Task goal
All that is wanted is the span of lines from the one with "Output a JSON" to the last line of the data, copied exactly.

Page and application data records
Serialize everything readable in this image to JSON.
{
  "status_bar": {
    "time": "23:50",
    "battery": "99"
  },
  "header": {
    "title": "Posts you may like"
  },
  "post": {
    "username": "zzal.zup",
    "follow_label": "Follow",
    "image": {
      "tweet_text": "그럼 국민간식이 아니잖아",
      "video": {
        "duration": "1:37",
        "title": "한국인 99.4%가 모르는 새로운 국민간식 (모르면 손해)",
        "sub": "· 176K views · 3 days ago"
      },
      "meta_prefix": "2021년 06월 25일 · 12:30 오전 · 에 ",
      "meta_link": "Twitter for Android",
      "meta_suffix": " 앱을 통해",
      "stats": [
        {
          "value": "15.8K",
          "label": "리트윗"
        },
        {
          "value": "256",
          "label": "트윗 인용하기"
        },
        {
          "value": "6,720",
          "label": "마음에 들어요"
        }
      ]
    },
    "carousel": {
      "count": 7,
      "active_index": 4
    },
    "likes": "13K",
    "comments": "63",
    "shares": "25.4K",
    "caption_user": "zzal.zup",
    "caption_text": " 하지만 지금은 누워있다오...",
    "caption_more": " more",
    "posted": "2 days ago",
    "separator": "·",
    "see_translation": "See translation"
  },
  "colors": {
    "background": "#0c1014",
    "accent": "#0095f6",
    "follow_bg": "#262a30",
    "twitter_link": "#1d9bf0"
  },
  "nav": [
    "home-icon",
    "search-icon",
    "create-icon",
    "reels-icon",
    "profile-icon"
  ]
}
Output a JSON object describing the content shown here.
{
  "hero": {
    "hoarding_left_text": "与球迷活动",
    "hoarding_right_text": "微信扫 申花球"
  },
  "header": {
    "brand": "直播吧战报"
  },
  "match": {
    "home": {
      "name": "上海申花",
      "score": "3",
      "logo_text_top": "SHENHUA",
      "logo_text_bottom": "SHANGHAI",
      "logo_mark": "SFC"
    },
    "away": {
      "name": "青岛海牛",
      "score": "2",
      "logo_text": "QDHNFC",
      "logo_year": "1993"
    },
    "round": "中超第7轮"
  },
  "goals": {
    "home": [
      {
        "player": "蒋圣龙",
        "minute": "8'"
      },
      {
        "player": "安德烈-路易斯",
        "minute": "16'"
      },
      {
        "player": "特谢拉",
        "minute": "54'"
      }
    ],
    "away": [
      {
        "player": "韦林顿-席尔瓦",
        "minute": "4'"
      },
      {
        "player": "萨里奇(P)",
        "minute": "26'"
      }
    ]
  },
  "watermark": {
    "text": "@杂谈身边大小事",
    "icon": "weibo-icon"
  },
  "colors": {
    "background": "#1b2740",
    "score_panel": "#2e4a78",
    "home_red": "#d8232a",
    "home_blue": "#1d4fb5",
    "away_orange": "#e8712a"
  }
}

Result
Output a JSON object describing the content shown here.
{
  "hero": {
    "hoarding_left_text": "与球迷活动",
    "hoarding_right_text": "微信扫 申花球"
  },
  "header": {
    "brand": "直播吧战报"
  },
  "match": {
    "home": {
      "name": "上海申花",
      "score": "3",
      "logo_text_top": "SHENHUA",
      "logo_text_bottom": "SHANGHAI",
      "logo_mark": "SFC"
    },
    "away": {
      "name": "青岛海牛",
      "score": "2",
      "logo_text": "QDHNFC",
      "logo_year": "1993"
    },
    "round": "中超第7轮"
  },
  "goals": {
    "home": [
      {
        "player": "蒋圣龙",
        "minute": "8'"
      },
      {
        "player": "安德烈-路易斯",
        "minute": "16'"
      },
      {
        "player": "特谢拉",
        "minute": "54'"
      }
    ],
    "away": [
      {
        "player": "韦林顿-席尔瓦",
        "minute": "4'"
      },
      {
        "player": "萨里奇(P)",
        "minute": "26'"
      }
    ]
  },
  "watermark": {
    "text": "@杂谈身边大小事",
    "icon": "weibo-icon"
  },
  "colors": {
    "background": "#1b2740",
    "score_panel": "#2e4a78",
    "home_red": "#d8232a",
    "home_blue": "#1d4fb5",
    "away_orange": "#e8712a"
  }
}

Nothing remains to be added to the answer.